I dreamt that there was a fire. I only knew that there was a fire because I saw smoke. I walked out of my room (inside of a house where I lived but didn’t recognize as my own in my waking life) and saw smoke and the back of a small child as she was running and busting out of the swinging kitchen door, presumably to safety.
In the dream, I had things in my hand and turned back toward my room to grab things before getting out (I had my laptop and my backpack in mind to grab). I stopped almost as soon as I’d turned around toward my room telling myself calmly and clearly, ‘No. There’s a fire. This is a fire.’ And I left everything behind. According to my dream journal, I did grab a small precious thing (I don’t remember this part of the dream now).
I moved calmly and deliberately through the house as whitegrey smoke came into the kitchen, crawling up the ceiling. When I made the decision to leave things behind in order to get out, I woke up before exiting the house.
I woke up from the dream in a panic because I’ve had several foreshadowing dreams that have come true within a matter of weeks. I was afraid that literally this might be a warning about a fire in my home. I made a reminder for myself to check my fire alarms when I got home, to remind my loved ones to do the same, to be careful burning candles, to check my insurance policy, etc.
Returning to the group after the dream, my belly was still anxious. Even after making the list of things to check on to best protect myself. I talked with the healers in the group about it. Someone said that the child was my intuition. Someone said that smoke without fire means that I am afraid—could be with the new life changes I’ve made for myself (leaving my job without securing another one first). Someone said I’m having a hard time making a decision.
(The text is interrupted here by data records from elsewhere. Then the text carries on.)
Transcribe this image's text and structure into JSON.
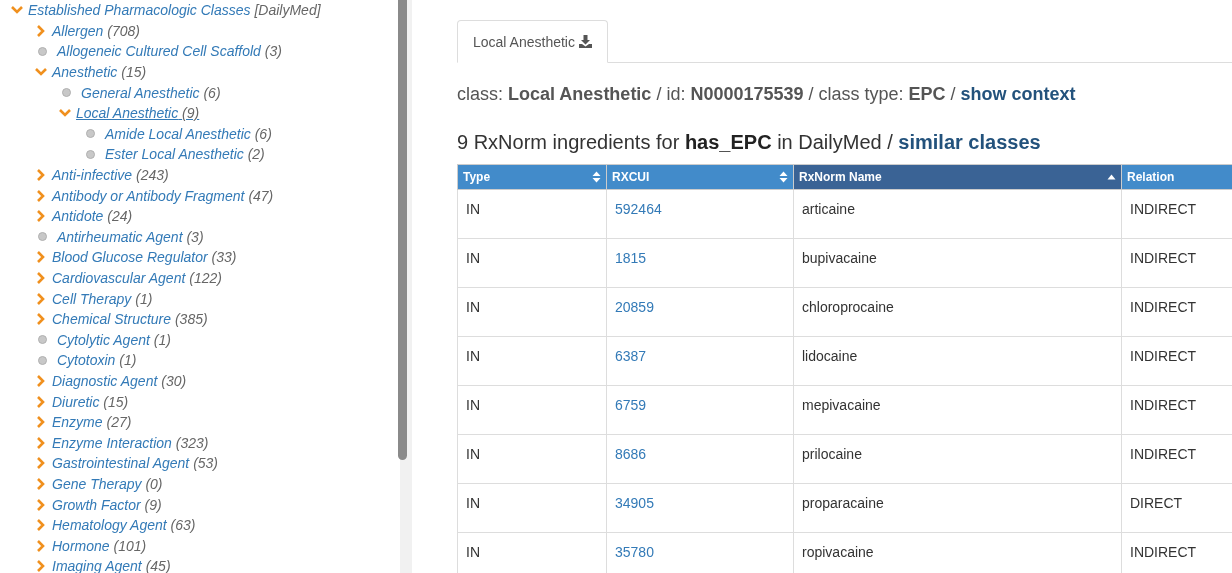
{
  "tree": {
    "label": "Established Pharmacologic Classes",
    "suffix": "[DailyMed]",
    "expanded": true,
    "selected": false,
    "kind": "branch",
    "children": [
      {
        "kind": "branch",
        "label": "Allergen",
        "count": "(708)",
        "expanded": false,
        "selected": false
      },
      {
        "kind": "leaf",
        "label": "Allogeneic Cultured Cell Scaffold",
        "count": "(3)",
        "selected": false
      },
      {
        "kind": "branch",
        "label": "Anesthetic",
        "count": "(15)",
        "expanded": true,
        "selected": false,
        "children": [
          {
            "kind": "leaf",
            "label": "General Anesthetic",
            "count": "(6)",
            "selected": false
          },
          {
            "kind": "branch",
            "label": "Local Anesthetic",
            "count": "(9)",
            "expanded": true,
            "selected": true,
            "children": [
              {
                "kind": "leaf",
                "label": "Amide Local Anesthetic",
                "count": "(6)",
                "selected": false
              },
              {
                "kind": "leaf",
                "label": "Ester Local Anesthetic",
                "count": "(2)",
                "selected": false
              }
            ]
          }
        ]
      },
      {
        "kind": "branch",
        "label": "Anti-infective",
        "count": "(243)",
        "expanded": false,
        "selected": false
      },
      {
        "kind": "branch",
        "label": "Antibody or Antibody Fragment",
        "count": "(47)",
        "expanded": false,
        "selected": false
      },
      {
        "kind": "branch",
        "label": "Antidote",
        "count": "(24)",
        "expanded": false,
        "selected": false
      },
      {
        "kind": "leaf",
        "label": "Antirheumatic Agent",
        "count": "(3)",
        "selected": false
      },
      {
        "kind": "branch",
        "label": "Blood Glucose Regulator",
        "count": "(33)",
        "expanded": false,
        "selected": false
      },
      {
        "kind": "branch",
        "label": "Cardiovascular Agent",
        "count": "(122)",
        "expanded": false,
        "selected": false
      },
      {
        "kind": "branch",
        "label": "Cell Therapy",
        "count": "(1)",
        "expanded": false,
        "selected": false
      },
      {
        "kind": "branch",
        "label": "Chemical Structure",
        "count": "(385)",
        "expanded": false,
        "selected": false
      },
      {
        "kind": "leaf",
        "label": "Cytolytic Agent",
        "count": "(1)",
        "selected": false
      },
      {
        "kind": "leaf",
        "label": "Cytotoxin",
        "count": "(1)",
        "selected": false
      },
      {
        "kind": "branch",
        "label": "Diagnostic Agent",
        "count": "(30)",
        "expanded": false,
        "selected": false
      },
      {
        "kind": "branch",
        "label": "Diuretic",
        "count": "(15)",
        "expanded": false,
        "selected": false
      },
      {
        "kind": "branch",
        "label": "Enzyme",
        "count": "(27)",
        "expanded": false,
        "selected": false
      },
      {
        "kind": "branch",
        "label": "Enzyme Interaction",
        "count": "(323)",
        "expanded": false,
        "selected": false
      },
      {
        "kind": "branch",
        "label": "Gastrointestinal Agent",
        "count": "(53)",
        "expanded": false,
        "selected": false
      },
      {
        "kind": "branch",
        "label": "Gene Therapy",
        "count": "(0)",
        "expanded": false,
        "selected": false
      },
      {
        "kind": "branch",
        "label": "Growth Factor",
        "count": "(9)",
        "expanded": false,
        "selected": false
      },
      {
        "kind": "branch",
        "label": "Hematology Agent",
        "count": "(63)",
        "expanded": false,
        "selected": false
      },
      {
        "kind": "branch",
        "label": "Hormone",
        "count": "(101)",
        "expanded": false,
        "selected": false
      },
      {
        "kind": "branch",
        "label": "Imaging Agent",
        "count": "(45)",
        "expanded": false,
        "selected": false
      }
    ]
  },
  "tab": {
    "label": "Local Anesthetic",
    "selected": true
  },
  "info": {
    "text": "class: **Local Anesthetic** / id: **N0000175539** / class type: **EPC** / ",
    "link": "show context"
  },
  "heading": {
    "text": "9 RxNorm ingredients for **has_EPC** in DailyMed / ",
    "link": "similar classes"
  },
  "table": {
    "columns": [
      {
        "label": "Type",
        "kind": "sortable"
      },
      {
        "label": "RXCUI",
        "kind": "sortable"
      },
      {
        "label": "RxNorm Name",
        "kind": "ascending"
      },
      {
        "label": "Relation",
        "kind": "plain"
      }
    ],
    "rows": [
      [
        "IN",
        "592464",
        "articaine",
        "INDIRECT"
      ],
      [
        "IN",
        "1815",
        "bupivacaine",
        "INDIRECT"
      ],
      [
        "IN",
        "20859",
        "chloroprocaine",
        "INDIRECT"
      ],
      [
        "IN",
        "6387",
        "lidocaine",
        "INDIRECT"
      ],
      [
        "IN",
        "6759",
        "mepivacaine",
        "INDIRECT"
      ],
      [
        "IN",
        "8686",
        "prilocaine",
        "INDIRECT"
      ],
      [
        "IN",
        "34905",
        "proparacaine",
        "DIRECT"
      ],
      [
        "IN",
        "35780",
        "ropivacaine",
        "INDIRECT"
      ]
    ]
  }
}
I tried each one on to see which one might make my belly less queasy.
Reading my waking journal after the dream, I see the half asleep handwriting of a scrawled question, “Am I the fire?”
By the time we packed up to leave, I had made several offerings to ancestor spirits on the land. While waiting on my ride to the airport, I took a long walk out to the fields as far as the land extended in one direction. The old houses, the main campus, where the big house would be, were small from there. I thought about the distances that kept my ancestors (who I don’t know, but who feel like loved ones) apart. Even in a distance that took just fifteen minutes to walk. I thought about the invisible control that kept and keeps us from loving each other. I thought about what clever ways and subtle movements of eyes and hands had to say ‘I see you, I love you’ when communication was forbidden. When love was forbidden. When freedom was forbidden.
In this site of disaster and devastation, I felt the resilience of ancestors who would not ever break. Who gave and continue to give the spirit of indestructibility and possibility to us. I am eternally curious and grateful for their guidance.